Skip to main content

Contact us to arrange your
FREE initial consultation

Call me back Email us

Written on 7th February 2022 by Julie Marsh

Boyes Turner’s CES claims specialists have secured an admission of negligence from an out-of-hours doctor who failed to examine a patient with emerging signs of cauda equina syndrome. The failure to examine the patient and refer immediately to hospital for an MRI scan and surgery, or to warn him about the need for urgent hospital treatment for worsening signs of cauda equina syndrome led to a delay in his surgical treatment. He has been left with pain and hypersensitivity in his legs, bowel and urinary impairment, and depression.

Back problem affecting legs, bowel and bladder suggested cauda equina syndrome

Our client had suffered back problems, including chronic back pain and sciatica, for approximately 10 years. His back pain began to worsen and he developed spasms in his legs. Over-the-counter painkillers were ineffective. He called his GP surgery and an emergency appointment was arranged for him to see a GP later that day. The doctor who saw him noted that his back pain had worsened but he was able to walk and work and there was no bladder or bowel involvement. (Alteration in bowel or bladder function or sensation are both potential red flag signs of spinal cord compression and cauda equina syndrome.) He was given a prescription for strong painkillers (codeine) and advised about what to do if his condition worsened.

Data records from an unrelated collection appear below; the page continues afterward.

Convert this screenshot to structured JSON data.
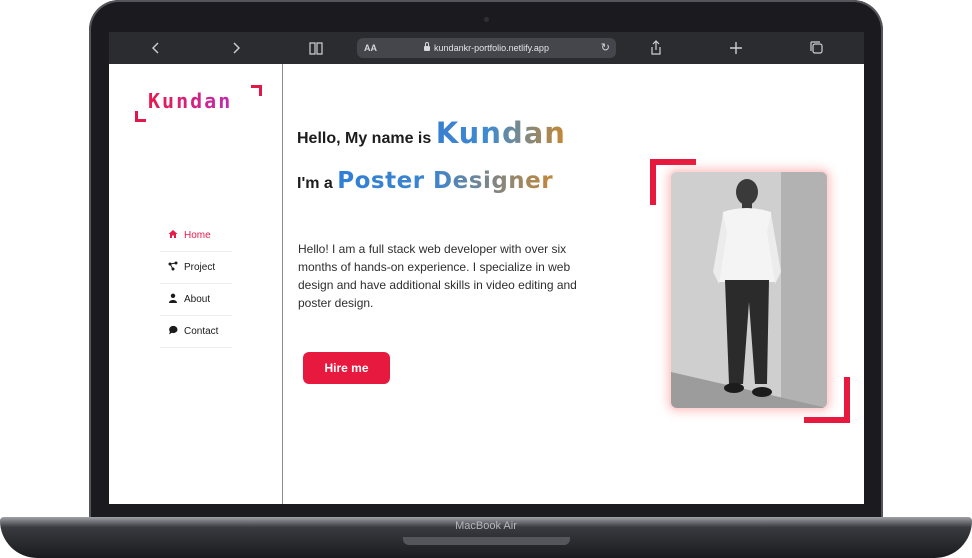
{
  "browser": {
    "back_icon": "chevron-left-icon",
    "forward_icon": "chevron-right-icon",
    "reader_icon": "book-icon",
    "text_size_label": "AA",
    "url": "kundankr-portfolio.netlify.app",
    "reload_icon": "reload-icon",
    "share_icon": "share-icon",
    "new_tab_icon": "plus-icon",
    "tabs_icon": "tabs-icon"
  },
  "logo": {
    "text": "Kundan"
  },
  "nav": {
    "items": [
      {
        "label": "Home",
        "icon": "home-icon",
        "active": true
      },
      {
        "label": "Project",
        "icon": "project-icon",
        "active": false
      },
      {
        "label": "About",
        "icon": "person-icon",
        "active": false
      },
      {
        "label": "Contact",
        "icon": "chat-icon",
        "active": false
      }
    ]
  },
  "hero": {
    "greeting": "Hello, My name is ",
    "name": "Kundan",
    "role_prefix": "I'm a ",
    "role": "Poster Designer",
    "intro": "Hello! I am a full stack web developer with over six months of hands-on experience. I specialize in web design and have additional skills in video editing and poster design.",
    "button": "Hire me"
  },
  "device": {
    "model": "MacBook Air"
  },
  "colors": {
    "accent": "#e8193f",
    "logo_gradient_start": "#e8194b",
    "logo_gradient_end": "#c02bb0",
    "name_gradient_start": "#3a7fd0",
    "name_gradient_end": "#c7872f"
  }
}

This is known as safety-netting.

His condition worsened over the next few days. He was seen at home by a paramedic practitioner from the GP surgery. He had pain over his buttock down to his ankle, was struggling to pass urine and had not opened his bowels for two days. The paramedic discussed the patient’s condition with two GPs on his return to the surgery. One suggested a spinal referral. The other contacted the patient but did not arrange to examine him or to refer him to hospital for further investigations.

Loss of bladder control – red flag symptom of CES

A week later, he contacted the out of hours service. The records noted severe pain, little feeling in his left leg and a new loss of bladder control. The out-of-hours doctor visited him at home, diagnosed sciatica and gave him an injection of the anti-inflammatory painkiller, Voltarol. Despite the out-of-hours service call handler’s note of the patient’s ‘new loss of bladder control’ – a red flag sign of cauda equina syndrome – the visiting doctor did not examine him, or refer him to hospital for urgent investigation and treatment of cauda equina syndrome. No cauda equina safety-netting warnings were given. 

The next day, the patient could no longer tell when he was passing urine. His wife called the GP practice asking for an emergency appointment. She called again and discovered that her husband had been scheduled for a normal appointment instead of an emergency appointment. He was taken to hospital by 999 ambulance for emergency department (A&E) review with suspected cauda equina syndrome.  He was admitted to hospital where an MRI scan revealed that a protruding disc was pressing on both his S1 (at top of the sacrum) nerve roots. He had decompression surgery later that day and recovered well from the operation but has been left with ongoing bladder and bowel impairments, leg pain, leg weakness and numbness and depression.

Making a claim for cauda equina syndrome after medical negligence

We pursued a claim for compensation for our client’s injuries against the out-of-hours doctor who failed to act on our client’s loss of bladder function, a red flag sign of cauda equina syndrome, when he visited him at home. The claim was made on the basis that correct treatment would have involved examining our client and referring him to hospital for emergency review and treatment with suspected cauda equina syndrome. The doctor’s failure to do so led to a critical 24 hour delay in treatment which contributed  to his ongoing disability.

The out-of-hours doctor admitted that he failed to examine our client or provide safety-netting advice. He denied that our client’s eventual surgical decompression was delayed or that our client’s impairments were caused by the mistakes in his treatment.  Following these admissions, our CES specialists entered into negotiations with the defendant doctor’s legal team and achieved a 70% liability settlement for our client. A substantial interim payment will help meet our client’s immediate needs whilst the case continues towards final settlement.

You can read about the compensation we recovered for our client and the final settlement of this claim here.

If you have suffered disability from cauda equina syndrome (CES) or spinal injury as a result of medical negligence, you can talk to one of our solicitors, free and confidentially, to find out more about making a claim by contacting us here.